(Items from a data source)

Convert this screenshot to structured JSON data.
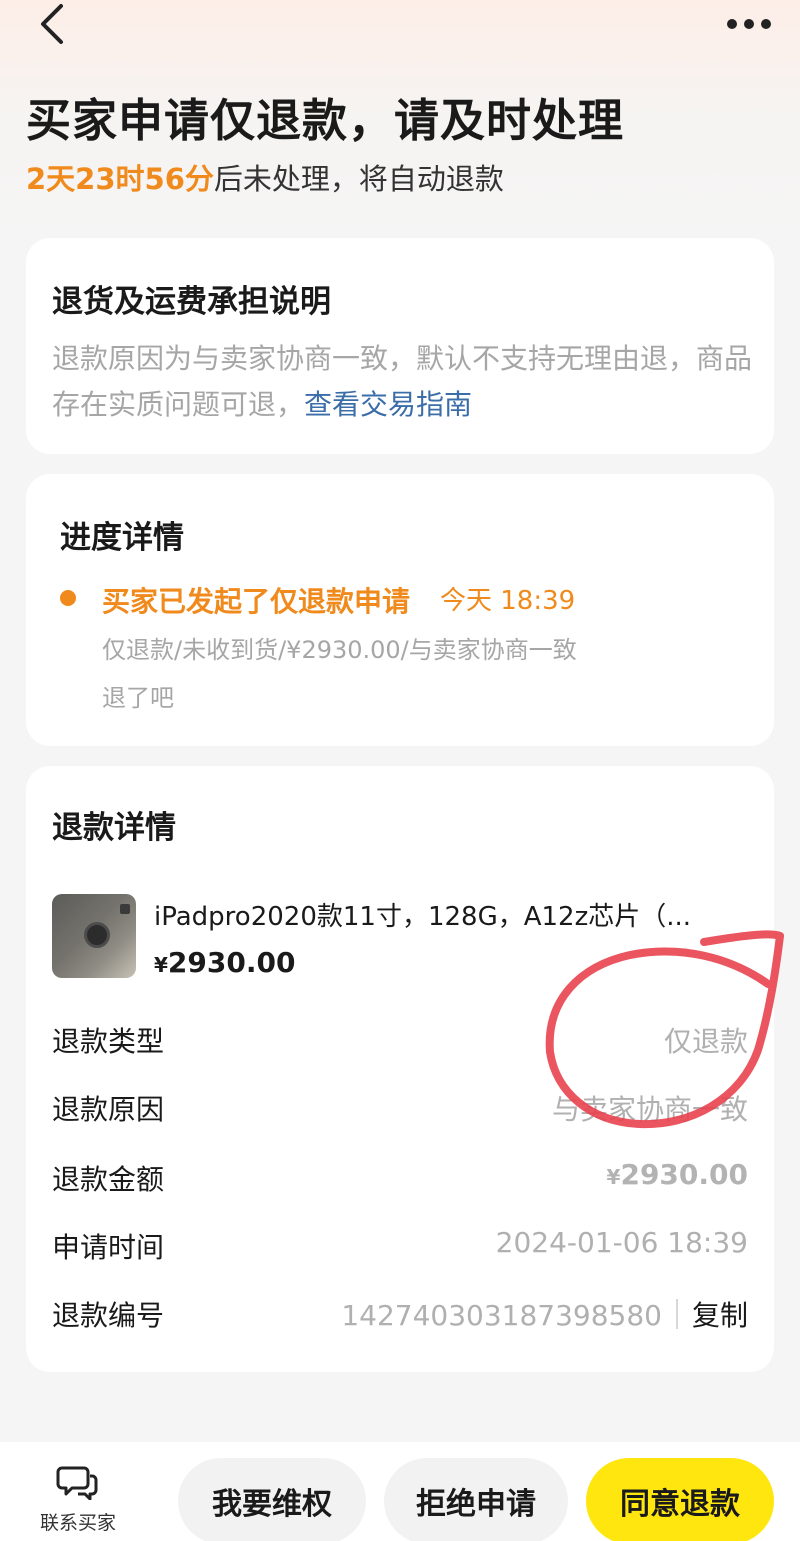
{
  "header": {
    "title": "买家申请仅退款，请及时处理",
    "countdown": "2天23时56分",
    "countdown_suffix": "后未处理，将自动退款"
  },
  "policy_card": {
    "title": "退货及运费承担说明",
    "text": "退款原因为与卖家协商一致，默认不支持无理由退，商品存在实质问题可退，",
    "link": "查看交易指南"
  },
  "progress_card": {
    "title": "进度详情",
    "status": "买家已发起了仅退款申请",
    "time": "今天 18:39",
    "detail": "仅退款/未收到货/¥2930.00/与卖家协商一致",
    "note": "退了吧"
  },
  "refund_card": {
    "title": "退款详情",
    "product": {
      "title": "iPadpro2020款11寸，128G，A12z芯片（...",
      "currency": "¥",
      "price": "2930.00"
    },
    "rows": [
      {
        "label": "退款类型",
        "value": "仅退款"
      },
      {
        "label": "退款原因",
        "value": "与卖家协商一致"
      },
      {
        "label": "退款金额",
        "currency": "¥",
        "value": "2930.00"
      },
      {
        "label": "申请时间",
        "value": "2024-01-06 18:39"
      },
      {
        "label": "退款编号",
        "value": "1427403031873985​80",
        "copy": "复制"
      }
    ]
  },
  "bottom_bar": {
    "contact": "联系买家",
    "buttons": [
      "我要维权",
      "拒绝申请",
      "同意退款"
    ]
  },
  "colors": {
    "accent_orange": "#f08a1c",
    "link_blue": "#3b6ea8",
    "primary_yellow": "#ffe60f",
    "annotation_red": "#e8434f"
  },
  "icons": [
    "back-arrow-icon",
    "more-dots-icon",
    "chat-bubble-icon"
  ]
}
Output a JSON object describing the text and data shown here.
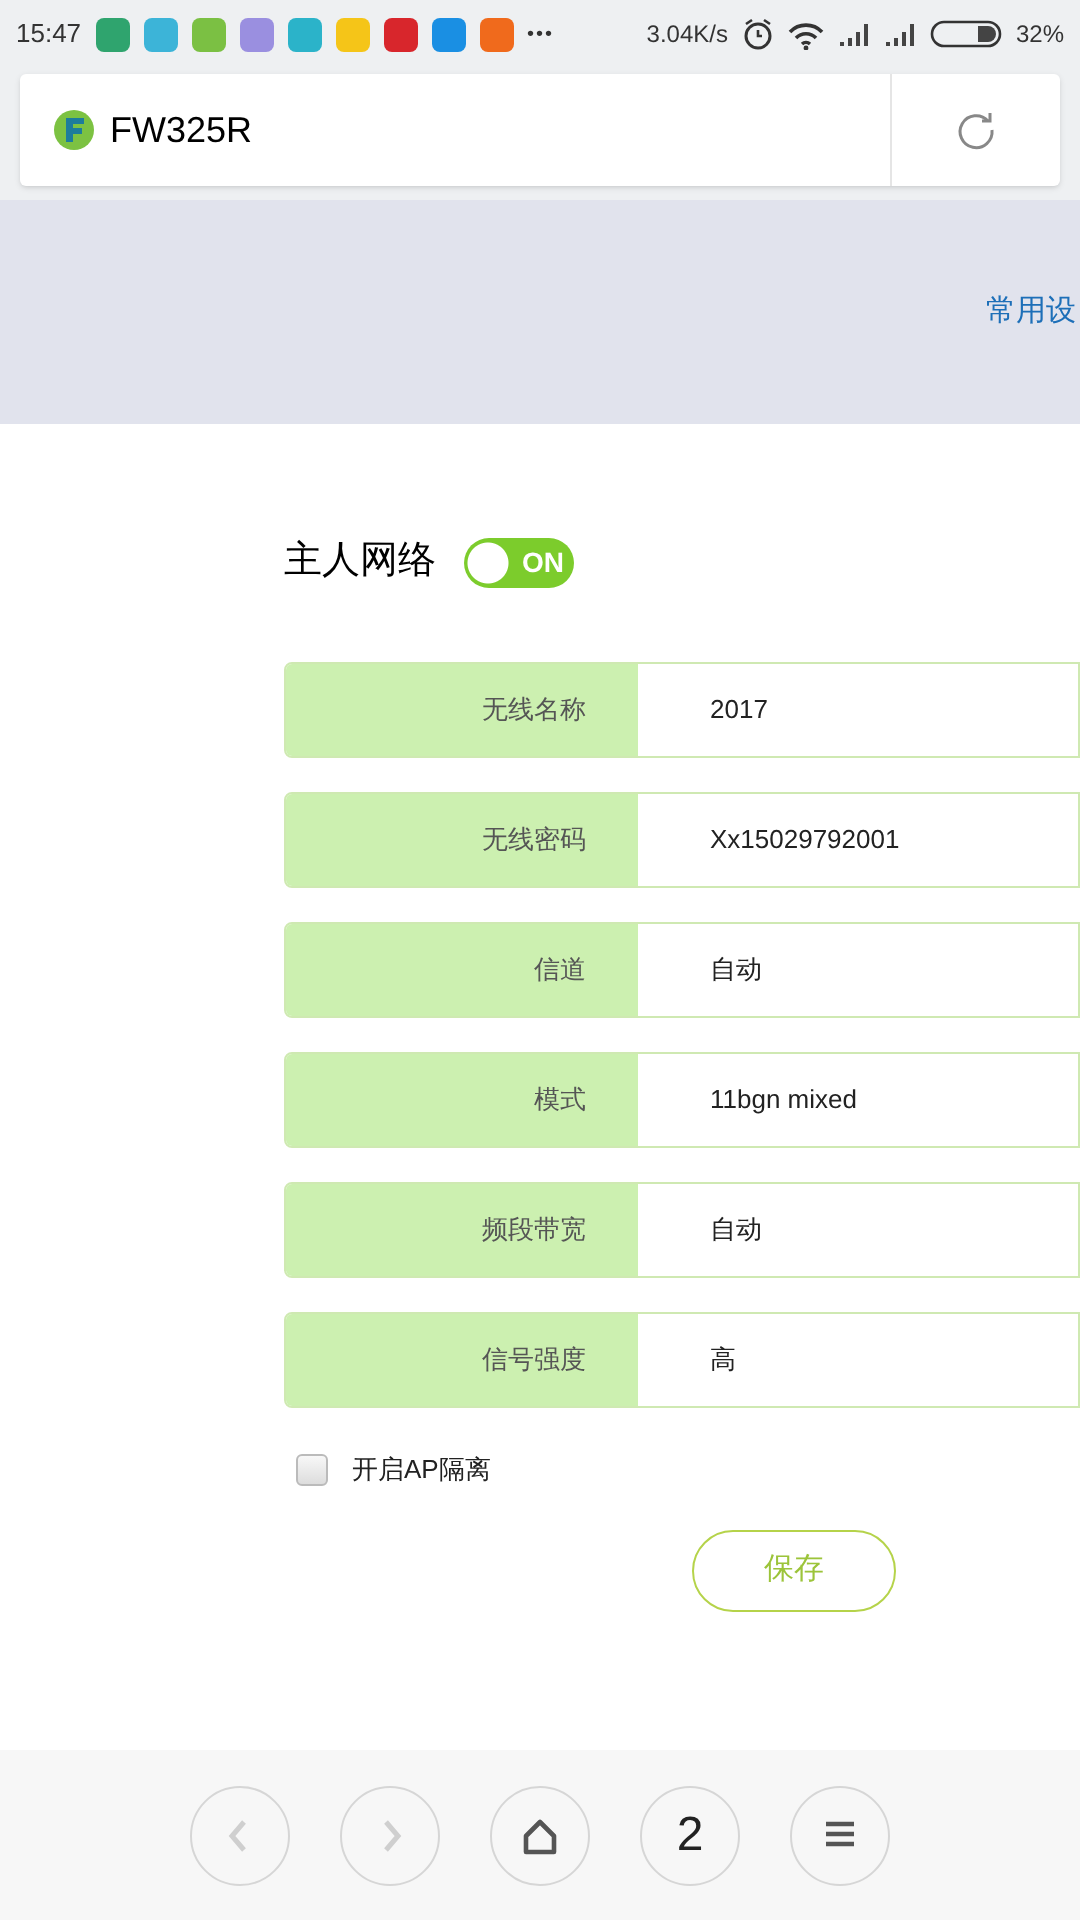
{
  "status_bar": {
    "time": "15:47",
    "notification_icons": [
      {
        "color": "#2fa46e"
      },
      {
        "color": "#3cb4d8"
      },
      {
        "color": "#7bc043"
      },
      {
        "color": "#9a8fe0"
      },
      {
        "color": "#2bb3c9"
      },
      {
        "color": "#f5c518"
      },
      {
        "color": "#d8262c"
      },
      {
        "color": "#1a8fe3"
      },
      {
        "color": "#f06a1c"
      }
    ],
    "more": "•••",
    "speed": "3.04K/s",
    "battery_percent": "32%"
  },
  "address_bar": {
    "title": "FW325R"
  },
  "banner": {
    "link": "常用设"
  },
  "network": {
    "title": "主人网络",
    "toggle": {
      "label": "ON",
      "on": true
    }
  },
  "fields": [
    {
      "label": "无线名称",
      "value": "2017"
    },
    {
      "label": "无线密码",
      "value": "Xx15029792001"
    },
    {
      "label": "信道",
      "value": "自动"
    },
    {
      "label": "模式",
      "value": "11bgn mixed"
    },
    {
      "label": "频段带宽",
      "value": "自动"
    },
    {
      "label": "信号强度",
      "value": "高"
    }
  ],
  "ap_isolation": {
    "label": "开启AP隔离",
    "checked": false
  },
  "save_button": "保存",
  "bottom_nav": [
    {
      "kind": "back",
      "disabled": true
    },
    {
      "kind": "forward",
      "disabled": true
    },
    {
      "kind": "home",
      "disabled": false
    },
    {
      "kind": "tabs",
      "label": "2",
      "disabled": false
    },
    {
      "kind": "menu",
      "disabled": false
    }
  ]
}
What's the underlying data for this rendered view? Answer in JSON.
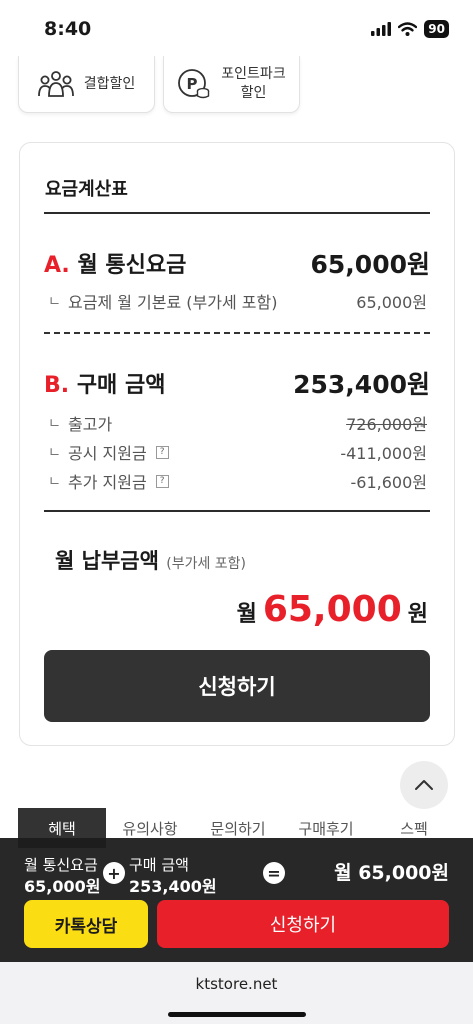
{
  "status": {
    "time": "8:40",
    "battery": "90"
  },
  "discounts": [
    {
      "label": "결합할인",
      "icon": "people-icon"
    },
    {
      "label_line1": "포인트파크",
      "label_line2": "할인",
      "icon": "point-icon"
    }
  ],
  "calc": {
    "title": "요금계산표",
    "section_a": {
      "letter": "A.",
      "name": "월 통신요금",
      "amount": "65,000원",
      "items": [
        {
          "label": "요금제 월 기본료 (부가세 포함)",
          "value": "65,000원"
        }
      ]
    },
    "section_b": {
      "letter": "B.",
      "name": "구매 금액",
      "amount": "253,400원",
      "items": [
        {
          "label": "출고가",
          "value": "726,000원"
        },
        {
          "label": "공시 지원금",
          "value": "-411,000원"
        },
        {
          "label": "추가 지원금",
          "value": "-61,600원"
        }
      ]
    },
    "branch": "ㄴ",
    "help": "?",
    "monthly": {
      "title": "월 납부금액",
      "vat": "(부가세 포함)",
      "prefix": "월",
      "amount": "65,000",
      "suffix": "원"
    },
    "apply_label": "신청하기"
  },
  "tabs": [
    "혜택",
    "유의사항",
    "문의하기",
    "구매후기",
    "스펙"
  ],
  "bottom": {
    "monthly_label": "월 통신요금",
    "monthly_value": "65,000원",
    "plus": "+",
    "purchase_label": "구매 금액",
    "purchase_value": "253,400원",
    "equals": "=",
    "total": "월 65,000원",
    "kakao_label": "카톡상담",
    "apply_label": "신청하기"
  },
  "browser": {
    "url": "ktstore.net"
  },
  "colors": {
    "accent": "#e8202a",
    "kakao": "#fbdd13",
    "dark": "#333333"
  }
}
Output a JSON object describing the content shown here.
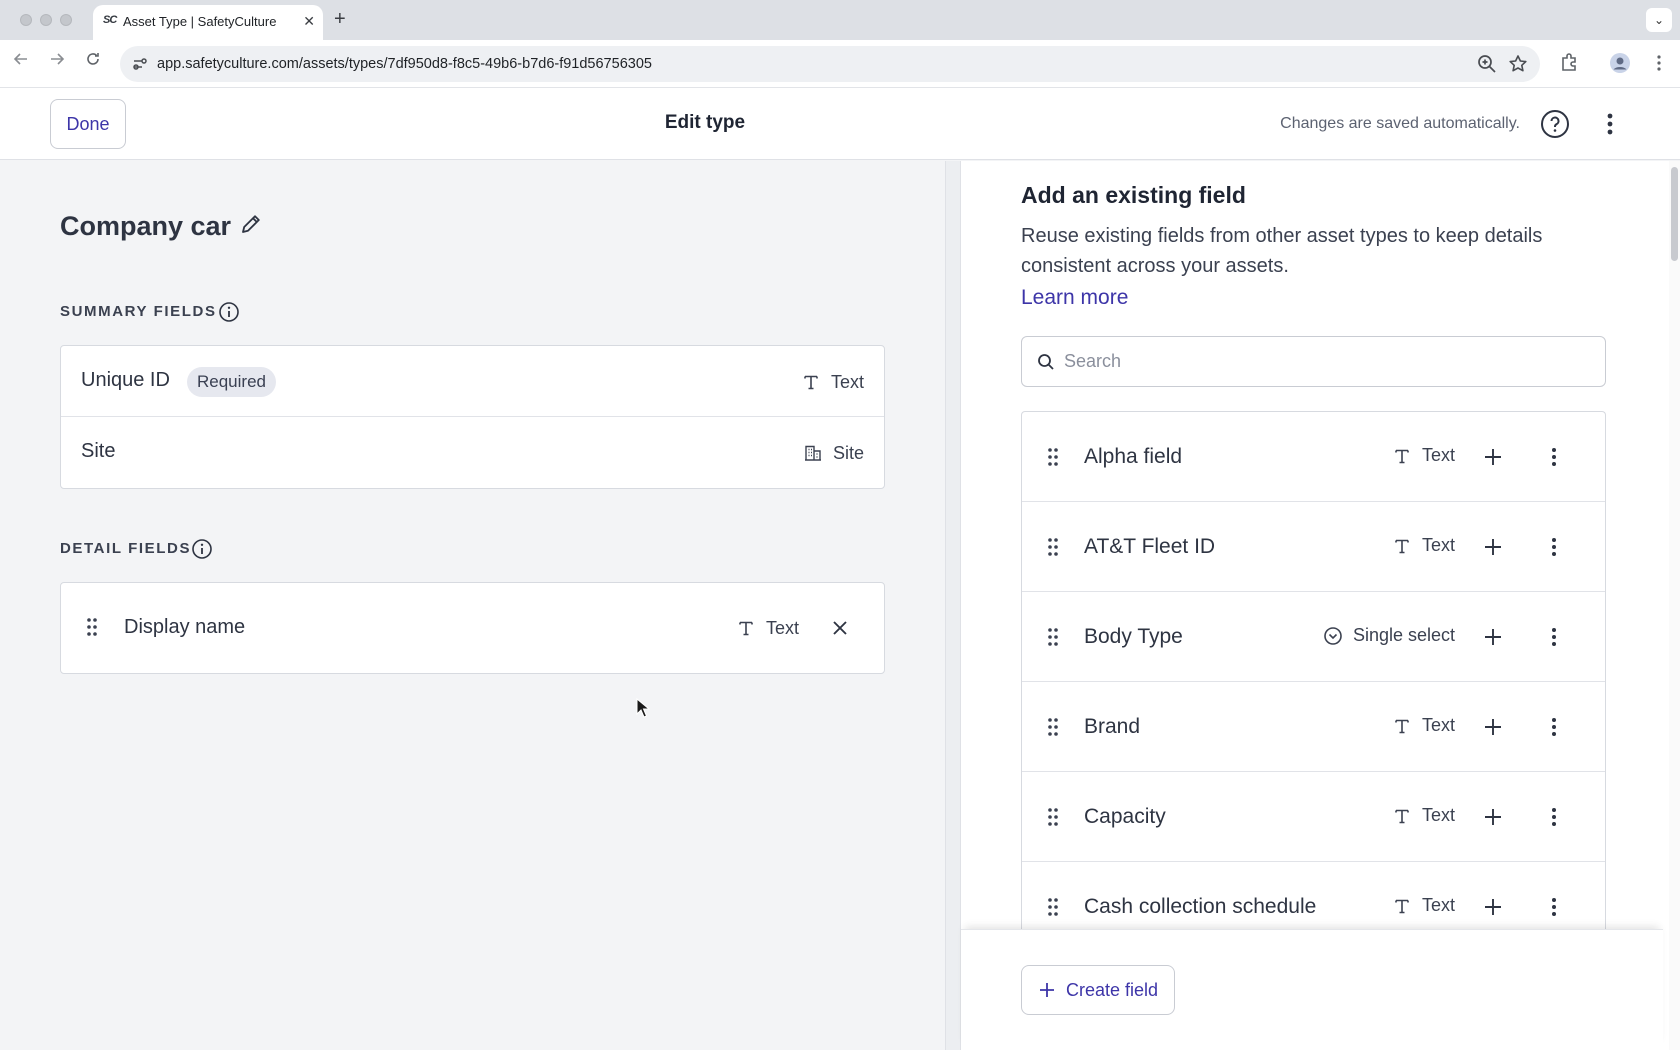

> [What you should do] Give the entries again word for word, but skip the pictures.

> [Answer to this task]
Convert this screenshot to structured JSON data.
{
  "header": {
    "title": "买家申请仅退款，请及时处理",
    "countdown": "2天23时56分",
    "countdown_suffix": "后未处理，将自动退款"
  },
  "policy_card": {
    "title": "退货及运费承担说明",
    "text": "退款原因为与卖家协商一致，默认不支持无理由退，商品存在实质问题可退，",
    "link": "查看交易指南"
  },
  "progress_card": {
    "title": "进度详情",
    "status": "买家已发起了仅退款申请",
    "time": "今天 18:39",
    "detail": "仅退款/未收到货/¥2930.00/与卖家协商一致",
    "note": "退了吧"
  },
  "refund_card": {
    "title": "退款详情",
    "product": {
      "title": "iPadpro2020款11寸，128G，A12z芯片（...",
      "currency": "¥",
      "price": "2930.00"
    },
    "rows": [
      {
        "label": "退款类型",
        "value": "仅退款"
      },
      {
        "label": "退款原因",
        "value": "与卖家协商一致"
      },
      {
        "label": "退款金额",
        "currency": "¥",
        "value": "2930.00"
      },
      {
        "label": "申请时间",
        "value": "2024-01-06 18:39"
      },
      {
        "label": "退款编号",
        "value": "1427403031873985​80",
        "copy": "复制"
      }
    ]
  },
  "bottom_bar": {
    "contact": "联系买家",
    "buttons": [
      "我要维权",
      "拒绝申请",
      "同意退款"
    ]
  },
  "colors": {
    "accent_orange": "#f08a1c",
    "link_blue": "#3b6ea8",
    "primary_yellow": "#ffe60f",
    "annotation_red": "#e8434f"
  },
  "icons": [
    "back-arrow-icon",
    "more-dots-icon",
    "chat-bubble-icon"
  ]
}
Output a JSON object describing the text and data shown here.
{
  "status_bar": {
    "time": "15:47",
    "notification_icons": [
      {
        "color": "#2fa46e"
      },
      {
        "color": "#3cb4d8"
      },
      {
        "color": "#7bc043"
      },
      {
        "color": "#9a8fe0"
      },
      {
        "color": "#2bb3c9"
      },
      {
        "color": "#f5c518"
      },
      {
        "color": "#d8262c"
      },
      {
        "color": "#1a8fe3"
      },
      {
        "color": "#f06a1c"
      }
    ],
    "more": "•••",
    "speed": "3.04K/s",
    "battery_percent": "32%"
  },
  "address_bar": {
    "title": "FW325R"
  },
  "banner": {
    "link": "常用设"
  },
  "network": {
    "title": "主人网络",
    "toggle": {
      "label": "ON",
      "on": true
    }
  },
  "fields": [
    {
      "label": "无线名称",
      "value": "2017"
    },
    {
      "label": "无线密码",
      "value": "Xx15029792001"
    },
    {
      "label": "信道",
      "value": "自动"
    },
    {
      "label": "模式",
      "value": "11bgn mixed"
    },
    {
      "label": "频段带宽",
      "value": "自动"
    },
    {
      "label": "信号强度",
      "value": "高"
    }
  ],
  "ap_isolation": {
    "label": "开启AP隔离",
    "checked": false
  },
  "save_button": "保存",
  "bottom_nav": [
    {
      "kind": "back",
      "disabled": true
    },
    {
      "kind": "forward",
      "disabled": true
    },
    {
      "kind": "home",
      "disabled": false
    },
    {
      "kind": "tabs",
      "label": "2",
      "disabled": false
    },
    {
      "kind": "menu",
      "disabled": false
    }
  ]
}
What's the underlying data for this rendered view? Answer in JSON.
{
  "status": {
    "time": "8:40",
    "battery": "90"
  },
  "discounts": [
    {
      "label": "결합할인",
      "icon": "people-icon"
    },
    {
      "label_line1": "포인트파크",
      "label_line2": "할인",
      "icon": "point-icon"
    }
  ],
  "calc": {
    "title": "요금계산표",
    "section_a": {
      "letter": "A.",
      "name": "월 통신요금",
      "amount": "65,000원",
      "items": [
        {
          "label": "요금제 월 기본료 (부가세 포함)",
          "value": "65,000원"
        }
      ]
    },
    "section_b": {
      "letter": "B.",
      "name": "구매 금액",
      "amount": "253,400원",
      "items": [
        {
          "label": "출고가",
          "value": "726,000원"
        },
        {
          "label": "공시 지원금",
          "value": "-411,000원"
        },
        {
          "label": "추가 지원금",
          "value": "-61,600원"
        }
      ]
    },
    "branch": "ㄴ",
    "help": "?",
    "monthly": {
      "title": "월 납부금액",
      "vat": "(부가세 포함)",
      "prefix": "월",
      "amount": "65,000",
      "suffix": "원"
    },
    "apply_label": "신청하기"
  },
  "tabs": [
    "혜택",
    "유의사항",
    "문의하기",
    "구매후기",
    "스펙"
  ],
  "bottom": {
    "monthly_label": "월 통신요금",
    "monthly_value": "65,000원",
    "plus": "+",
    "purchase_label": "구매 금액",
    "purchase_value": "253,400원",
    "equals": "=",
    "total": "월 65,000원",
    "kakao_label": "카톡상담",
    "apply_label": "신청하기"
  },
  "browser": {
    "url": "ktstore.net"
  },
  "colors": {
    "accent": "#e8202a",
    "kakao": "#fbdd13",
    "dark": "#333333"
  }
}
Output a JSON object describing the content shown here.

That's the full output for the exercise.